Source: The New York Times
On August 5, 2004 The New York Times reported, "The Spanish government has begun formal discussions on a proposal to expand financing to religious institutions, and security officials say that one intention is to subsidize mosques to make them less dependent on money from militant groups abroad. The Justice Ministry proposal, which legal scholars say is likely to test the limits of Spain's separation of church and state, reflects a widespread belief among counterterrorism officials here that Spanish mosques are vulnerable to the influences of militant groups because they feel the need to turn to the militants for money. The discussions, led by Juan Fernando López Aguilar, the justice minister, are still in early stages, officials said. The ministry has not decided what form the proposal will take, or if it will be submitted to Parliament for approval, a justice official said.
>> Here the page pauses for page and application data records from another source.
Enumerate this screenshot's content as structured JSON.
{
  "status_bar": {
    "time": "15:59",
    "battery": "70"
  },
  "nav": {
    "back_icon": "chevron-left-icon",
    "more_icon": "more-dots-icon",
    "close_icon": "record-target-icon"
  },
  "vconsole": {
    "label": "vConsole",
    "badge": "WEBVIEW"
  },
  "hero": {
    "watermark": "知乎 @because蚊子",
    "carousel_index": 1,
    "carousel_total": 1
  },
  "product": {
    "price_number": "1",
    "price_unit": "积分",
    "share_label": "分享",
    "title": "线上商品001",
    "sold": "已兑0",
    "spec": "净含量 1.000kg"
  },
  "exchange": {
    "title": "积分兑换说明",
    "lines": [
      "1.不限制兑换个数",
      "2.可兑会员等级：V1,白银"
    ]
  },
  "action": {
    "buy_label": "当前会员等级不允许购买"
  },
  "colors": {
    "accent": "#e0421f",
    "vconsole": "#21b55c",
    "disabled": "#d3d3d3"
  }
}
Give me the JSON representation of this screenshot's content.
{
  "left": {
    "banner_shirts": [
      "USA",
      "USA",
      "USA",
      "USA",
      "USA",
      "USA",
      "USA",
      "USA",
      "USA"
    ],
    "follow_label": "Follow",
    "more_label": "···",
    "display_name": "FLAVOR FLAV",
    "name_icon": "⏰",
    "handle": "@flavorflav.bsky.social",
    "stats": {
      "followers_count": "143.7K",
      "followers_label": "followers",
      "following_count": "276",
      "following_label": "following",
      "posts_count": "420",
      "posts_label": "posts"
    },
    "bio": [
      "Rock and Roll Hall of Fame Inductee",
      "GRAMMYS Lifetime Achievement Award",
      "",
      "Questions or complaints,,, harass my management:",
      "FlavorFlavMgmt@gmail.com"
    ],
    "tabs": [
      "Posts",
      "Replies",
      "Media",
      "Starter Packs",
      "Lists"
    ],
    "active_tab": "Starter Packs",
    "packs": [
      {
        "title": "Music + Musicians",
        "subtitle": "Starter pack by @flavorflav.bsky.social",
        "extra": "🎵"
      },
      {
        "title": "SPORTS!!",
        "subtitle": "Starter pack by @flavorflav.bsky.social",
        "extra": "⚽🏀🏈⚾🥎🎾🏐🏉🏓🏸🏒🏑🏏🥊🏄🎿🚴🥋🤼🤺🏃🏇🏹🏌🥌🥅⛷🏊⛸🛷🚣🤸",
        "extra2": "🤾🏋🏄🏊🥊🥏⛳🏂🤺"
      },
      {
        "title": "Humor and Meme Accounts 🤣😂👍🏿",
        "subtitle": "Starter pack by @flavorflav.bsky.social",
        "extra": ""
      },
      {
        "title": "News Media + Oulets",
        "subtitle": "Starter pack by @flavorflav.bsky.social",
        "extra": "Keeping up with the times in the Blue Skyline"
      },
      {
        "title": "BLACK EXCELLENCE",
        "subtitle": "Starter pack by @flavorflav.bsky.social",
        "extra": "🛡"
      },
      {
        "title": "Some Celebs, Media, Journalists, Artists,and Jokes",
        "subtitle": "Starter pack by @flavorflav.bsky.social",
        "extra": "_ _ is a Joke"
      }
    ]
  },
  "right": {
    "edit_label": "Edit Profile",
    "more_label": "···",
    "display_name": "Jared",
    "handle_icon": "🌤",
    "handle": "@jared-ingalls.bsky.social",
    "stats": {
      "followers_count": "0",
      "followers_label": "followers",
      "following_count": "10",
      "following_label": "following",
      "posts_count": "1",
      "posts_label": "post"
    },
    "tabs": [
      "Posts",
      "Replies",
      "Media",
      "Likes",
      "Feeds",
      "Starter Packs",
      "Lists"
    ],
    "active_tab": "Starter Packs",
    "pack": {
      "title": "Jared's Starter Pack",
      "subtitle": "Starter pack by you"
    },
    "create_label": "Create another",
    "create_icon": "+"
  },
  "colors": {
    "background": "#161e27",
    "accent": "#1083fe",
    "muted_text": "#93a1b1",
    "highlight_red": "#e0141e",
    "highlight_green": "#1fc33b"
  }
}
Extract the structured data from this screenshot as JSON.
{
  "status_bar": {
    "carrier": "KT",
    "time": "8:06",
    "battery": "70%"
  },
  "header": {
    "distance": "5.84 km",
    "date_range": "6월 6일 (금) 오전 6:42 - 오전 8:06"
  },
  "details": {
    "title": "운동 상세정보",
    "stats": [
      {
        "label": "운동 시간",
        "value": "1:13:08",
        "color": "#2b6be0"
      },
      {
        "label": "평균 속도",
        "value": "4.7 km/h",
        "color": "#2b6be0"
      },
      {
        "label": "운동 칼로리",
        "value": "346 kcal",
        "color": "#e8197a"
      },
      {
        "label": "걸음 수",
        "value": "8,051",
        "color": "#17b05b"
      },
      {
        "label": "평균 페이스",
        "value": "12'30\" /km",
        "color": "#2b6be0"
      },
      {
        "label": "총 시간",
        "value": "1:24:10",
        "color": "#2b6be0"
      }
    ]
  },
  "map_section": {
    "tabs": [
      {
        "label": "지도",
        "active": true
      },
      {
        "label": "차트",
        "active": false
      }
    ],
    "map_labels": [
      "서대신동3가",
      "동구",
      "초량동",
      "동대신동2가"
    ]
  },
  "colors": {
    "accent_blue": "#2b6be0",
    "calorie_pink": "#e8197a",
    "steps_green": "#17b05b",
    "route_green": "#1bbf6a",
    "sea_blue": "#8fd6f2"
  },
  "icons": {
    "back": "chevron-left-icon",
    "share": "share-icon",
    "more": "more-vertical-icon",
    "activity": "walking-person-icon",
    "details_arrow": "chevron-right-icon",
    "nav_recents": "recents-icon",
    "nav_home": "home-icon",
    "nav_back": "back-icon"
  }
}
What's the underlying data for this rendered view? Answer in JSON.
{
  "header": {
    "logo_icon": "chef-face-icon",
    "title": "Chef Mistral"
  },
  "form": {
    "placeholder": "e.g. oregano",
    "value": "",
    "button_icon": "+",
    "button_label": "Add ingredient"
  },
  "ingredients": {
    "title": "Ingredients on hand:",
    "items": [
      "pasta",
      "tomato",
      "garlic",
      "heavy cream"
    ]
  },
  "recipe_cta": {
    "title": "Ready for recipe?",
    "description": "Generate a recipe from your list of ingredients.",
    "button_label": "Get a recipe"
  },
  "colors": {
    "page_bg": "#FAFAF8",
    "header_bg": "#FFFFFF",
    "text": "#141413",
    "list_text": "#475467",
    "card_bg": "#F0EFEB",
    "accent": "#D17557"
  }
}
In public, Mr. López Aguilar and his deputies have mainly portrayed the proposal as egalitarian, intended to offer all of Spain's major religions the same treatment given the Roman Catholic Church, which has received state financing under a supposedly temporary agreement reached with the Vatican in 1979. But officials in the Interior and Justice Ministries say there is another motive as well. 'It's about keeping them from having to look outside for financing because the state does not, in a way, support their activities,' Antonio Camacho, the secretary of state security at the Interior Ministry, said in an interview."